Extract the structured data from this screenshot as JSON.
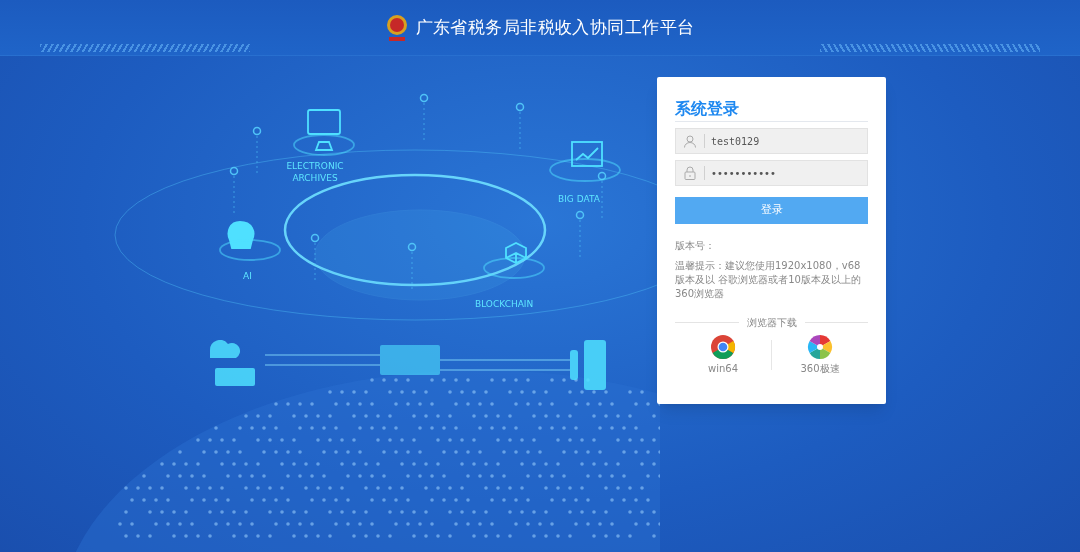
{
  "header": {
    "title": "广东省税务局非税收入协同工作平台"
  },
  "illustration": {
    "labels": [
      "ELECTRONIC ARCHIVES",
      "BIG DATA",
      "AI",
      "BLOCKCHAIN"
    ]
  },
  "login": {
    "title": "系统登录",
    "username": {
      "value": "test0129"
    },
    "password": {
      "value": "•••••••••••"
    },
    "submit": "登录",
    "version_label": "版本号：",
    "tip": "温馨提示：建议您使用1920x1080，v68版本及以 谷歌浏览器或者10版本及以上的360浏览器",
    "downloads": {
      "title": "浏览器下载",
      "items": [
        {
          "kind": "chrome",
          "label": "win64"
        },
        {
          "kind": "speed",
          "label": "360极速"
        }
      ]
    }
  }
}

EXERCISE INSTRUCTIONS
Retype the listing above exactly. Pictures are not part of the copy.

COMPLETED EXERCISE
Extract the structured data from this screenshot as JSON.
{
  "header": {
    "title": "广东省税务局非税收入协同工作平台"
  },
  "illustration": {
    "labels": [
      "ELECTRONIC ARCHIVES",
      "BIG DATA",
      "AI",
      "BLOCKCHAIN"
    ]
  },
  "login": {
    "title": "系统登录",
    "username": {
      "value": "test0129"
    },
    "password": {
      "value": "•••••••••••"
    },
    "submit": "登录",
    "version_label": "版本号：",
    "tip": "温馨提示：建议您使用1920x1080，v68版本及以 谷歌浏览器或者10版本及以上的360浏览器",
    "downloads": {
      "title": "浏览器下载",
      "items": [
        {
          "kind": "chrome",
          "label": "win64"
        },
        {
          "kind": "speed",
          "label": "360极速"
        }
      ]
    }
  }
}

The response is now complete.